The pole position time for the Sakhir Grand Prix in December is set to smash a Formula 1 record that has stood for 46 years.
On Friday afternoon, F1 confirmed its second race to be held in Bahrain will be run on the ‘oval’ layout of the circuit.
F1 has estimated that qualifying times for the race on Bahrain’s outer circuit will be under 55 seconds, which will ensure that the track will provide the lowest pole time in history.
The all-time list is dominated by poles recorded at Dijon, the former home of the French GP.
The circuit was first used for the 1974 race with its original 2.0-mile layout. Ferrari’s Niki Lauda set a pole time of 58.79s, which was F1’s first and so far only pole lap of less than 60 seconds.
That race also provided F1’s lowest fastest lap time in history, with a time of 1m.00.00s credited to Tyrrell’s Jody Scheckter, which could also be bettered in the Sakhir GP.
The original Dijon circuit was used for the non-championship Swiss GP in 1975, when Jean-Pierre Jarier logged a slightly slower pole time of 59.25s.
Thanks to its low lap times, the track was deemed to be too short for F1, and an extra loop was added for the 1977 French GP, bringing the length up to 2.3-miles.

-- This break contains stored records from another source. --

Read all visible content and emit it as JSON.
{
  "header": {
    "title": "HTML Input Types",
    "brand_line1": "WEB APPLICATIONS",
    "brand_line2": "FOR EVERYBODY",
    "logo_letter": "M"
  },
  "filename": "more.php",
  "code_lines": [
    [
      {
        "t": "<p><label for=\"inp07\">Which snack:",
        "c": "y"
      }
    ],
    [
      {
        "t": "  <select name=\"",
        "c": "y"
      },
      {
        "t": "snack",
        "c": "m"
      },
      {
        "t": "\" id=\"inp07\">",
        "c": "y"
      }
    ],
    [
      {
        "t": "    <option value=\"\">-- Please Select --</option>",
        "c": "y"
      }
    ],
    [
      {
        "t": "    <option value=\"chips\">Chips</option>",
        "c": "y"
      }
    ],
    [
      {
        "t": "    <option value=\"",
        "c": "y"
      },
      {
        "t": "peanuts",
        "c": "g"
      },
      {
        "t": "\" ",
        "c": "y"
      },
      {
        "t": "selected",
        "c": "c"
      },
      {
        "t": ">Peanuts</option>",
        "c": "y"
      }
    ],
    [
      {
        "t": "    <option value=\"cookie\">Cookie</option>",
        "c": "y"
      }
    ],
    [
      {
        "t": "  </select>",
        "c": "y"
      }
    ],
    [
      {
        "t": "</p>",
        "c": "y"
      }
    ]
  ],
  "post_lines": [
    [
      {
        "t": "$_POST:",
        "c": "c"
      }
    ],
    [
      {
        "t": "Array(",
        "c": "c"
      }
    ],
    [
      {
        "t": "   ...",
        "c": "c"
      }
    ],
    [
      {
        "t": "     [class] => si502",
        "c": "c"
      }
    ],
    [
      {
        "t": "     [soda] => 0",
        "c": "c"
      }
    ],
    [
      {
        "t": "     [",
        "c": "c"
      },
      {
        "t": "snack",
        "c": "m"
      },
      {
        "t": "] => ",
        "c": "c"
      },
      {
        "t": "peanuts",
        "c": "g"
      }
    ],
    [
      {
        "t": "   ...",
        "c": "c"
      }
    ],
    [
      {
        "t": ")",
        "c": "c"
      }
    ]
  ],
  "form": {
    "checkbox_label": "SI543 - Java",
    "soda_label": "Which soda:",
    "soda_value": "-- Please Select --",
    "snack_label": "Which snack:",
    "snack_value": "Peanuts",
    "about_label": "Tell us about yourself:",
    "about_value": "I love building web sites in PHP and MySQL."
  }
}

It made a significant difference to lap times, with Mario Andretti taking that year’s pole in 1m12.21s.
However in subsequent seasons car development and the rise of turbo power saw lap times tumble once more, and at the 1982 Swiss GP held at Dijon – which was a world championship race – Renault’s Alain Prost set a pole lap of 1m01.380s, which still stands as the second-lowest time in history.
At the French GP two years later, Patrick Tambay couldn’t quite match that performance, recording a lap of 1m02.200s for Renault that stands as the third fastest in history.
After Dijon, the next track in the all-time table is Kyalami. The South African GP venue would have figured higher on the all-time list had turbos raced there at their peak in 1986-87, so its lowest pole lap remains the one achieved by Nigel Mansell in 1985 of 1m02.366s.
In recent years, the Red Bull Ring has gradually climbed the order of fastest lap times, helped by the increasing performance of the cars and a resurfacing in 2016 of the Austrian GP venue.
Indeed, this year’s Austrian GP event earned fifth place in the all-time list courtesy of a pole time of 1m02.939s set by Valtteri Bottas. The 2019 and 2018 Austrian GPs are also inside the top 10.
The other venue that features in the top 10 is Watkins Glen, with the 1968, 1969 and 1970 US GPs held on the 2.35-mile version all appearing. The track was extended in 1971.
Fastest pole position lap times in F1 history:
1. 1974 Dijon: Niki Lauda, 0m58.79s
2. 1982 Dijon: Alain Prost, 1m01.380s
3. 1984 Dijon: Patrick Tambay, 1m02.200s
4. 1985 Kyalami: Nigel Mansell, 1m02.366s
5. 2020 Spielberg: Valtteri Bottas, 1m02.939s
6. 2019: Spielberg: Charles Leclerc, 1m03.003s
7. 1970 Watkins Glen: Jacky Ickx, 1m03.07s
8. 2018 Spielberg: Valtteri Bottas, 1m03.130s
9. 1969 Watkins Glen: Jochen Rindt, 1m03.62s
10. 1968 Watkins Glen: Mario Andretti, 1m04.20s
11. 2017 Spielberg: Valtteri Bottas, 1m04.251s
12. 1990 Paul Ricard: Nigel Mansell, 1m04.402s
13. 1984 Kyalami: Nelson Piquet, 1m04.871s
14. 1967 Watkins Glen: Graham Hill, 1m05.48s
15. 1985 Silverstone: Keke Rosberg, 1m05.591s
16. 1981 Dijon: Rene Arnoux, 1m05.95s
17. 2016 Spielberg: Lewis Hamilton, 1m06.228s [Q2]
18. 1982 Kyalami: Alain Prost, 1m06.351s
19. 1987 Paul Ricard: Nigel Mansell, 1m06.454s
20. 1986 Paul Ricard: Ayrton Senna, 1m06.526s
21. 1983 Kyalami: Patrick Tambay, 1m06.554s
22. 1986 Brands Hatch: Nelson Piquet, 1m06.961s
23. 1987 Silverstone: Nelson Piquet, 1m07.110s
24. 1988 Silverstone: Gerhard Berger, 1m07.110s
25. 1985 Brands Hatch: Ayrton Senna, 1m07.169s